List of the literature that was cited for this KE description. Ideally, the list of references, should conform, to the extent possible, with the OECD Style Guide ( (OECD, 2015). More help

Baumann, L., Ros, A., Rehberger, K., Neuhauss, S. C. F., & Segner, H. (2016). Thyroid disruption in zebrafish (Danio rerio) larvae: Different molecular response patterns lead to impaired eye development and visual functions. Aquatic Toxicology, 172, 44–55.

Brastrom, L.K., Scott, C.A., Dawson, D. V., Slusarski, D.C., 2019. A High-Throughput Assay for Congenital and Age-Related Eye Diseases in Zebrafish. Biomedicines 7, 28.

Carvalho, P.S.M., Noltie, D.B., Tillitt, D.E., 2002. Ontogenetic improvement of visual function in the medaka Oryzias latipes based on an optomotor testing system for larval and adult fish. Anim. Behav. 64, 1–10.

Corral-López, A., Garate-Olaizola, M., Buechel, S.D., Kolm, N., Kotrschal, A., 2017. On the role of body size, brain size, and eye size in visual acuity. Behav. Ecol. Sociobiol. 71.

Gao, D., Wu, M., Wang, C., Wang, Y., Zuo, Z., 2015. Chronic exposure to low benzo[a]pyrene level causes neurodegenerative disease-like syndromes in zebrafish (Danio rerio). Aquat. Toxicol.

Houbrechts, A. M., Vergauwen, L., Bagci, E., Van houcke, J., Heijlen, M., Kulemeka, B., Hyde, D. R., Knapen, D., & Darras, V. M. (2016). Deiodinase knockdown affects zebrafish eye development at the level of gene expression, morphology and function. Molecular and Cellular Endocrinology, 424, 81–93.

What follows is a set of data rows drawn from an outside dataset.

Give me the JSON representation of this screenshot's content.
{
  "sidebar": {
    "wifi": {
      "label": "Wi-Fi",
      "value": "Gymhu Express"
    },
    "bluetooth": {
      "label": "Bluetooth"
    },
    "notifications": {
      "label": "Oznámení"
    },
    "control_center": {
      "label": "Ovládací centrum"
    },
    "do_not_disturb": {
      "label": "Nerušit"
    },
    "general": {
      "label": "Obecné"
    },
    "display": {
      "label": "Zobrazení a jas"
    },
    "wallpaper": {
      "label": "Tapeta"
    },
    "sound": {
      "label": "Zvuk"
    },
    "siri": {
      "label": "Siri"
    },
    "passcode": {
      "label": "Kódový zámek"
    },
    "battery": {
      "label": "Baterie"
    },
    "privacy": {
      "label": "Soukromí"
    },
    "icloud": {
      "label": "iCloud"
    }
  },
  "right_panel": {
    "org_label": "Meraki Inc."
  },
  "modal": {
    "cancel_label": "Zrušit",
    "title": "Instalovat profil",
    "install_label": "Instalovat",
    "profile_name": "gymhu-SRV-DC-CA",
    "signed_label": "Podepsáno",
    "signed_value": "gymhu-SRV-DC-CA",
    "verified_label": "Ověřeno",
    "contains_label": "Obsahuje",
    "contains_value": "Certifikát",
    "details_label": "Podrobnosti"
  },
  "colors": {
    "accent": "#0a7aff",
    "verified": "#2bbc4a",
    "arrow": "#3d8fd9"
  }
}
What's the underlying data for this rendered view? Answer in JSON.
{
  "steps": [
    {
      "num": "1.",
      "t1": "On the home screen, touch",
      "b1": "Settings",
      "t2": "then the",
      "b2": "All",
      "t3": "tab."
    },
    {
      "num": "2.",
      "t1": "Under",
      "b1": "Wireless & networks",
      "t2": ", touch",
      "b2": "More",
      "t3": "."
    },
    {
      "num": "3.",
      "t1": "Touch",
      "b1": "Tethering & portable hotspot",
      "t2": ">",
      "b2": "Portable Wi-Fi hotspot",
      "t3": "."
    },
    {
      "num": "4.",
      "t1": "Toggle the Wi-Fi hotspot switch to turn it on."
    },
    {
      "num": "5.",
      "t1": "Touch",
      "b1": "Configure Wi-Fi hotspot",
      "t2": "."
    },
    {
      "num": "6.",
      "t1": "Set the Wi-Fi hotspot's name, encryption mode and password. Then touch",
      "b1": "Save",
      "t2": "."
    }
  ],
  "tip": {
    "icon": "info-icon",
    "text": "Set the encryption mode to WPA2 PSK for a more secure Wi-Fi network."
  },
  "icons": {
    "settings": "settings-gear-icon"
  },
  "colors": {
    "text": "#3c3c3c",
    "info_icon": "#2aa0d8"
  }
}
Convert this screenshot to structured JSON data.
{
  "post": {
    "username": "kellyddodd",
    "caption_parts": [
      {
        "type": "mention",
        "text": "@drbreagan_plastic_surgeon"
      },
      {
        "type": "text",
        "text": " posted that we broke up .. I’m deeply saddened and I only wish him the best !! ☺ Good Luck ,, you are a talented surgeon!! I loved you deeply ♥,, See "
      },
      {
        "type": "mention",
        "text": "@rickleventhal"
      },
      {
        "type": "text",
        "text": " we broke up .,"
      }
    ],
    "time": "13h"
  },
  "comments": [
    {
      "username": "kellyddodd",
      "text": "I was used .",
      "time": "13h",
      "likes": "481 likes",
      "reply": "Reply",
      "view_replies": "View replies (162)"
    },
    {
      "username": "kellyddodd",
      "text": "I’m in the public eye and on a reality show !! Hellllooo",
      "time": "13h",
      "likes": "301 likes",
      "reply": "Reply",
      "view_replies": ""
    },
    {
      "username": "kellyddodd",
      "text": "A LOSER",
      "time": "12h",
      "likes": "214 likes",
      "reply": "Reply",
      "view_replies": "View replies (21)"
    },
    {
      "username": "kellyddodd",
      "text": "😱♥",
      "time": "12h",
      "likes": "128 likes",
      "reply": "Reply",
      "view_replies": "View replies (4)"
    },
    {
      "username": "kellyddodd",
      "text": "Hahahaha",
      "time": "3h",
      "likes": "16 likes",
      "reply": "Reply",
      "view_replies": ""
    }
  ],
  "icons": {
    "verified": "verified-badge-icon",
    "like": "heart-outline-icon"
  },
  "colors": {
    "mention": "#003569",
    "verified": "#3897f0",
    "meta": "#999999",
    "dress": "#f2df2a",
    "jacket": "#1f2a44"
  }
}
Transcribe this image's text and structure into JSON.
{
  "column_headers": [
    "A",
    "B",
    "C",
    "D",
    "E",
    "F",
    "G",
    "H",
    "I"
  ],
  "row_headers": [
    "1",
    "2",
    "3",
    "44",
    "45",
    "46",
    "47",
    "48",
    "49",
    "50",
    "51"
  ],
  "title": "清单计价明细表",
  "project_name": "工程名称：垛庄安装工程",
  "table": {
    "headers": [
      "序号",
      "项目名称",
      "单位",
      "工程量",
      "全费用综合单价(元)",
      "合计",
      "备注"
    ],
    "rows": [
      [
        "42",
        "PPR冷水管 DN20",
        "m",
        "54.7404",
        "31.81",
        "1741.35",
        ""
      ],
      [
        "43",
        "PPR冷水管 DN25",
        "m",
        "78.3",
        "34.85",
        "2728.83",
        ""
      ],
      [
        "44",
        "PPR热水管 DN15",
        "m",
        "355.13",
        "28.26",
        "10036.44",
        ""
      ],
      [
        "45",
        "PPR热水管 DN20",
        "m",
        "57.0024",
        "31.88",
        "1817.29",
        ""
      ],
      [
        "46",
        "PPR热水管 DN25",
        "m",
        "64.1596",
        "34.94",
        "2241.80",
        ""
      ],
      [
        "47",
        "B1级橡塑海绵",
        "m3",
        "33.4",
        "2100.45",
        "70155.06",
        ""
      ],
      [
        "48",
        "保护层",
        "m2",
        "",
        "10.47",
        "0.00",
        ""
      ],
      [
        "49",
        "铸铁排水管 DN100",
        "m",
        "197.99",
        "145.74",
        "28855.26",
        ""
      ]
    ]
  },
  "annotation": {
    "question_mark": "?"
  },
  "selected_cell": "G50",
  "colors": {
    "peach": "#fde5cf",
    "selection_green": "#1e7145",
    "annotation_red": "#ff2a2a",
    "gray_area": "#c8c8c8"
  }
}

Raine, J. C., Lallemand, L., Pettem, C. M., & Janz, D. M. (2016). Effects of Chronic Dietary Selenomethionine Exposure on the Visual System of Adult and F1 Generation Zebrafish (Danio rerio). Bulletin of Environmental Contamination and Toxicology, 97(3), 331–336.

Vancamp, P., Bourgeois, N. M. A., Houbrechts, A. M., & Darras, V. M. (2019). Knockdown of the thyroid hormone transporter MCT8 in chicken retinal precursor cells hampers early retinal development and results in a shift towards more UV/blue cones at the expense of green/red cones. Experimental Eye Research,178(September 2018), 135–147.

Zhang, X., Hong, Q., Yang, L., Zhang, M., Guo, X., Chi, X., & Tong, M. (2015). PCB1254 exposure contributes to the abnormalities of optomotor responses and influence of the photoreceptor cell development in zebrafish larvae. Ecotoxicology and Environmental Safety, 118, 133–138.